Pianist Paul Lewis, at the keys, joined the festive collaboration.

Mozart’s Piano Concerto in C major, K.503, followed with soloist Paul Lewis at the keyboard of a Steinway D. This is perhaps the most symphonic, least operatic of the composer’s 27 piano concerti in the sense that the orchestral forces, nearly identical to those of the Siegfied Idyll, are the most numerous and varied, with trumpets and timpani.

The Liverpool-born Lewis is a member of the current generation of younger piano superstars. His technique is impeccable and impressive. He handled the modern instrument much like an earlier one of the type for which Mozart was writing, not an easy task because of the greater strength required due to its mechanism and size as well as the greater depth of descent of its keys, challenging for arpeggiated runs. Lewis’s judicious pedaling – at times none at all – also gave a more authentic feel to his generally fine classical-style interpretation. He played a first-movement cadenza by his teacher, Alfred Brendel. For my taste and for the music, Lewis leans a tad too far towards the “d-e-f-g”-type pianist – the dramatic, exaggerated, flamboyant, gesturing variety – and frequently withdraws his hands from the keyboard in the manner that famously inspired Chopin to ask: “Did you burn yourself?”

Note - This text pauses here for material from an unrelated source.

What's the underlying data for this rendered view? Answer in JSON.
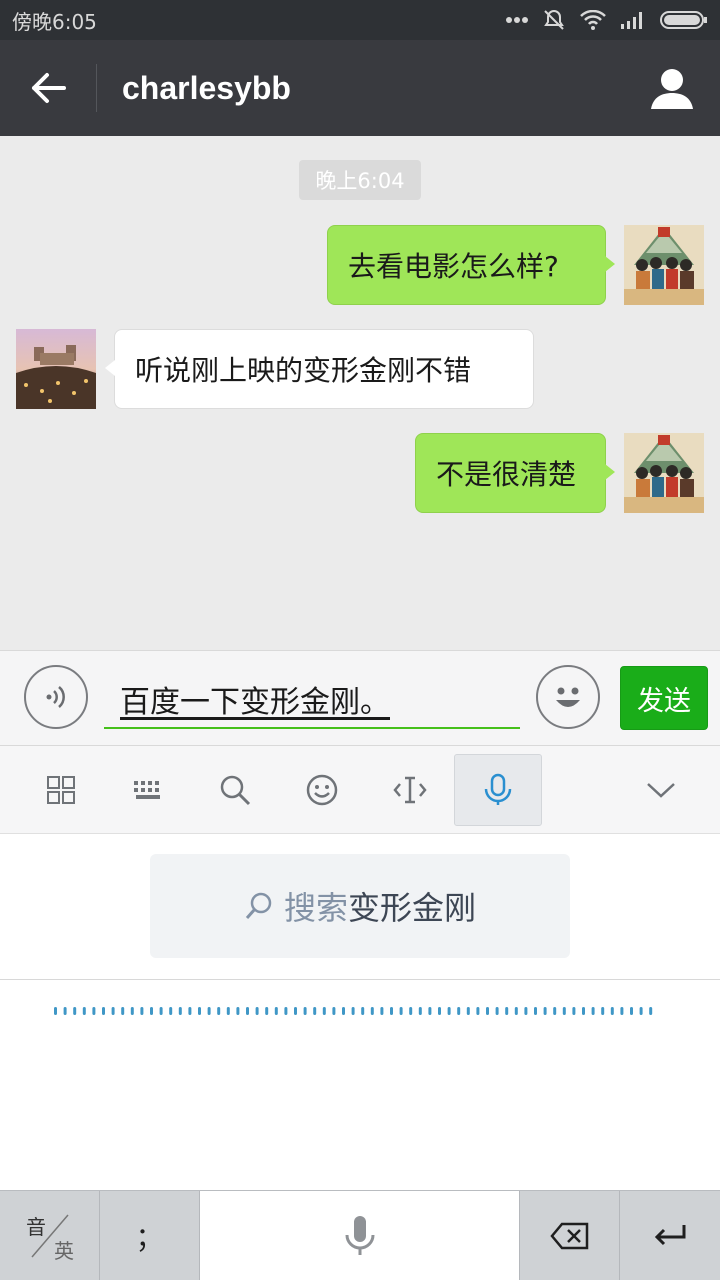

The second half was devoted to Brahms’s Symphony No. 3, written fairly rapidly during the summer of 1883. After looking at its score, the pianist and composer Clara Schumann described its second movement as an “Idyll.” It is the most architecturally structured, compact, and shortest of the four symphonies. Like that of the Idyll, the performance was tight and right. It inspired another standing ovation, with two recalls to the stage.

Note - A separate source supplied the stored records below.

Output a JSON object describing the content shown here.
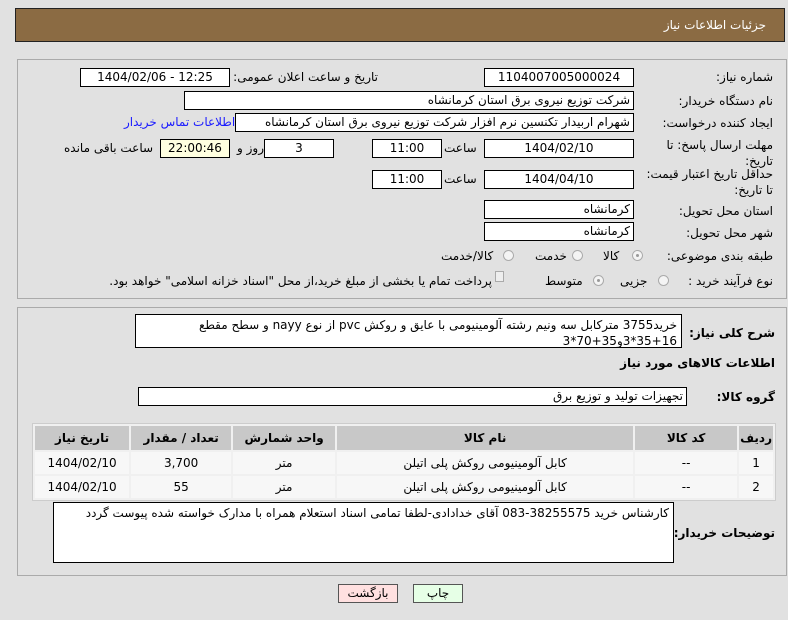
{
  "header": {
    "title": "جزئیات اطلاعات نیاز"
  },
  "form": {
    "need_number_label": "شماره نیاز:",
    "need_number": "1104007005000024",
    "announce_label": "تاریخ و ساعت اعلان عمومی:",
    "announce_value": "1404/02/06 - 12:25",
    "buyer_label": "نام دستگاه خریدار:",
    "buyer_value": "شرکت توزیع نیروی برق استان کرمانشاه",
    "creator_label": "ایجاد کننده درخواست:",
    "creator_value": "شهرام اربیدار تکنسین نرم افزار شرکت توزیع نیروی برق استان کرمانشاه",
    "contact_link": "اطلاعات تماس خریدار",
    "deadline_label": "مهلت ارسال پاسخ: تا تاریخ:",
    "deadline_date": "1404/02/10",
    "time_label": "ساعت",
    "deadline_time": "11:00",
    "days": "3",
    "days_label": "روز و",
    "remaining": "22:00:46",
    "remaining_label": "ساعت باقی مانده",
    "validity_label": "حداقل تاریخ اعتبار قیمت: تا تاریخ:",
    "validity_date": "1404/04/10",
    "validity_time": "11:00",
    "province_label": "استان محل تحویل:",
    "province": "کرمانشاه",
    "city_label": "شهر محل تحویل:",
    "city": "کرمانشاه",
    "category_label": "طبقه بندی موضوعی:",
    "category_options": [
      "کالا",
      "خدمت",
      "کالا/خدمت"
    ],
    "process_label": "نوع فرآیند خرید :",
    "process_options": [
      "جزیی",
      "متوسط"
    ],
    "payment_note": "پرداخت تمام یا بخشی از مبلغ خرید،از محل \"اسناد خزانه اسلامی\" خواهد بود."
  },
  "details": {
    "summary_label": "شرح کلی نیاز:",
    "summary": "خرید3755 مترکابل سه ونیم رشته آلومینیومی با عایق و روکش pvc از نوع nayy و سطح مقطع 16+35*3و35+70*3",
    "goods_heading": "اطلاعات کالاهای مورد نیاز",
    "group_label": "گروه کالا:",
    "group": "تجهیزات تولید و توزیع برق",
    "table": {
      "headers": [
        "ردیف",
        "کد کالا",
        "نام کالا",
        "واحد شمارش",
        "تعداد / مقدار",
        "تاریخ نیاز"
      ],
      "rows": [
        [
          "1",
          "--",
          "کابل آلومینیومی روکش پلی اتیلن",
          "متر",
          "3,700",
          "1404/02/10"
        ],
        [
          "2",
          "--",
          "کابل آلومینیومی روکش پلی اتیلن",
          "متر",
          "55",
          "1404/02/10"
        ]
      ]
    },
    "notes_label": "توضیحات خریدار:",
    "notes": "کارشناس خرید 38255575-083 آقای خدادادی-لطفا تمامی اسناد استعلام همراه با مدارک خواسته شده پیوست گردد"
  },
  "buttons": {
    "print": "چاپ",
    "back": "بازگشت"
  }
}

This program will be repeated on Saturday, October 19. For details, click here.

Marvin J. Ward was a founder of Classical Voice of New England. Since April 2011, he is a Five Colleges Associate with Five Colleges, Inc., based at Smith College in Northampton, MA. His research and writing focus on music, currently French, and performances on historic pianos at the Frederick Collection in Ashburnham, MA.